The section on Henry's invasion and Richard's deposition needs a good deal of revision. Below are a few statments which need revision, or removal by someone who has time.
Bolingbroke had originally just wanted his inheritance - This is a fairly large assumption. Also recent scholarly activity has suggested that Henry was not actually disinherited. For the precise sentence passed on Bollingbroke see 'Parliament Rolls of Medieval England, ed. C. Given-Wilson et al (Leicester , 2005), Parliament of September 1397, item 87)'
'Bolingbroke, who was generally well-liked, was being urged to take the crown himself' - This needs a reference. Was he really well liked? Think Thomas Mowbray may have said otherwise. Who was urging him to take the crown himself? Any evidence of Bollingbroke being 'urged' to take the crown was during Richard's apparent breif deposition in 1387, but due to Gloucester and Arundel disagrement, Richard was reinstated.
-'where crowds pelted him with rubbish' This needs a reference. I suspect it is Walsingham, who can hardly be trusted on such matters.
'Parliament then accepted Henry Bolingbroke (Henry IV) as the new king.' -Despite some efforts (See G.T. Lapsley, ‘Richard II’s Last Parliament’ EHR, (1938)), it has not been proven that such a convocation was in fact a parliament, stating it as a parliament is slightly misleading.
'land in Yorkshire with an army provided by the King of France to reclaim his father's lands' - This is complete nonsense. The king of france in no way supplied to army to Henry bollingbroke.
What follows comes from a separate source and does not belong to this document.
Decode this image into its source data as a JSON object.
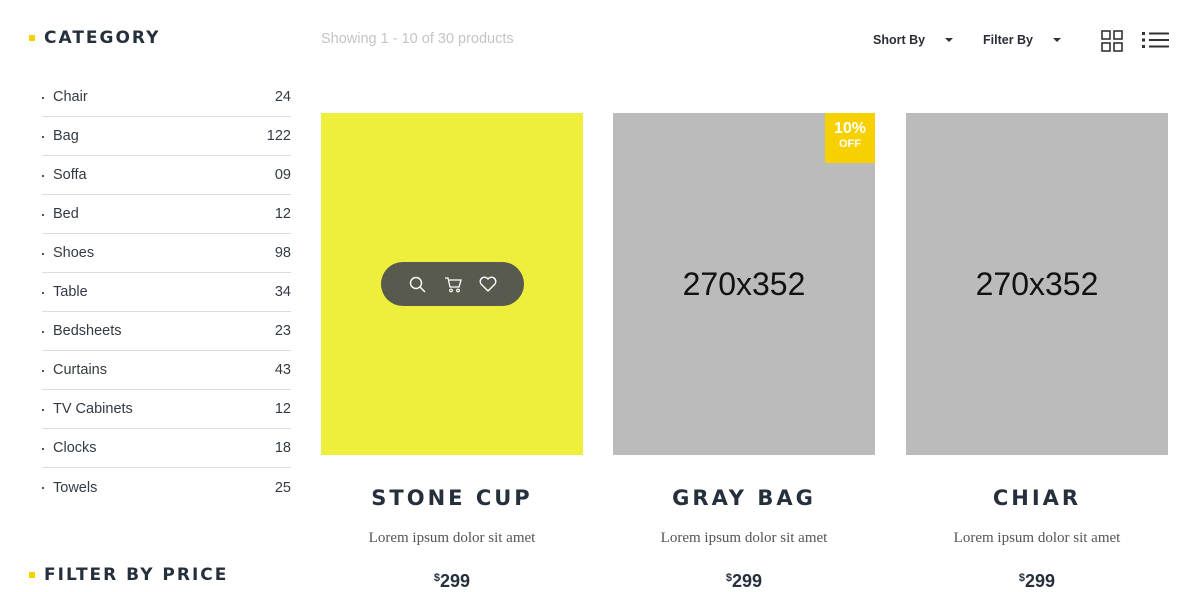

Richard had only recently signed an agreement with Charles. Some support may have been provided by the king's uncles, Berry and Burgundy but this is speculative.